• **What you are asked to do**
Each entry below needs to be retyped exactly as given.
(Beginning of Excerpted data)
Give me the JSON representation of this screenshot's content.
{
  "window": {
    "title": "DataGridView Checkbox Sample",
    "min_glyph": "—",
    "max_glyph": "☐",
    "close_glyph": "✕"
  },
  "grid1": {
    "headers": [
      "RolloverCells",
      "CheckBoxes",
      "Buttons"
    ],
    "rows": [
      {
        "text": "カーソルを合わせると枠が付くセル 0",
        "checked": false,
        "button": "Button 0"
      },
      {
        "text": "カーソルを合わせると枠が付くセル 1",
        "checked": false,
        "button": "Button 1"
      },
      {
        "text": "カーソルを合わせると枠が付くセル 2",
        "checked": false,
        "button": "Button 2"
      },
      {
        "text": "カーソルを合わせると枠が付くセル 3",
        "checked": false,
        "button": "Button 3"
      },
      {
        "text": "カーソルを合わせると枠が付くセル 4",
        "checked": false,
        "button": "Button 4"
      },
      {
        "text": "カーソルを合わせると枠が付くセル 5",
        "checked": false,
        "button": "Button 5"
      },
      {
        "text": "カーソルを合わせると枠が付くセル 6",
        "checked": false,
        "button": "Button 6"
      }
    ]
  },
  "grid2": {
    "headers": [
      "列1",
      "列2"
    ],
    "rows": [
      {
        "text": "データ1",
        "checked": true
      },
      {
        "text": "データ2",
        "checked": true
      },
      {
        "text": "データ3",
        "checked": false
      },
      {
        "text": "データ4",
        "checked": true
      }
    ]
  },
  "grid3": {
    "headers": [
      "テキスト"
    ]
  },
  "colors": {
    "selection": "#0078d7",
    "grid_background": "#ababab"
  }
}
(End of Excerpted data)
• **Written answer**
Give me the JSON representation of this screenshot's content.
{
  "window": {
    "title": "DataGridView Checkbox Sample",
    "min_glyph": "—",
    "max_glyph": "☐",
    "close_glyph": "✕"
  },
  "grid1": {
    "headers": [
      "RolloverCells",
      "CheckBoxes",
      "Buttons"
    ],
    "rows": [
      {
        "text": "カーソルを合わせると枠が付くセル 0",
        "checked": false,
        "button": "Button 0"
      },
      {
        "text": "カーソルを合わせると枠が付くセル 1",
        "checked": false,
        "button": "Button 1"
      },
      {
        "text": "カーソルを合わせると枠が付くセル 2",
        "checked": false,
        "button": "Button 2"
      },
      {
        "text": "カーソルを合わせると枠が付くセル 3",
        "checked": false,
        "button": "Button 3"
      },
      {
        "text": "カーソルを合わせると枠が付くセル 4",
        "checked": false,
        "button": "Button 4"
      },
      {
        "text": "カーソルを合わせると枠が付くセル 5",
        "checked": false,
        "button": "Button 5"
      },
      {
        "text": "カーソルを合わせると枠が付くセル 6",
        "checked": false,
        "button": "Button 6"
      }
    ]
  },
  "grid2": {
    "headers": [
      "列1",
      "列2"
    ],
    "rows": [
      {
        "text": "データ1",
        "checked": true
      },
      {
        "text": "データ2",
        "checked": true
      },
      {
        "text": "データ3",
        "checked": false
      },
      {
        "text": "データ4",
        "checked": true
      }
    ]
  },
  "grid3": {
    "headers": [
      "テキスト"
    ]
  },
  "colors": {
    "selection": "#0078d7",
    "grid_background": "#ababab"
  }
}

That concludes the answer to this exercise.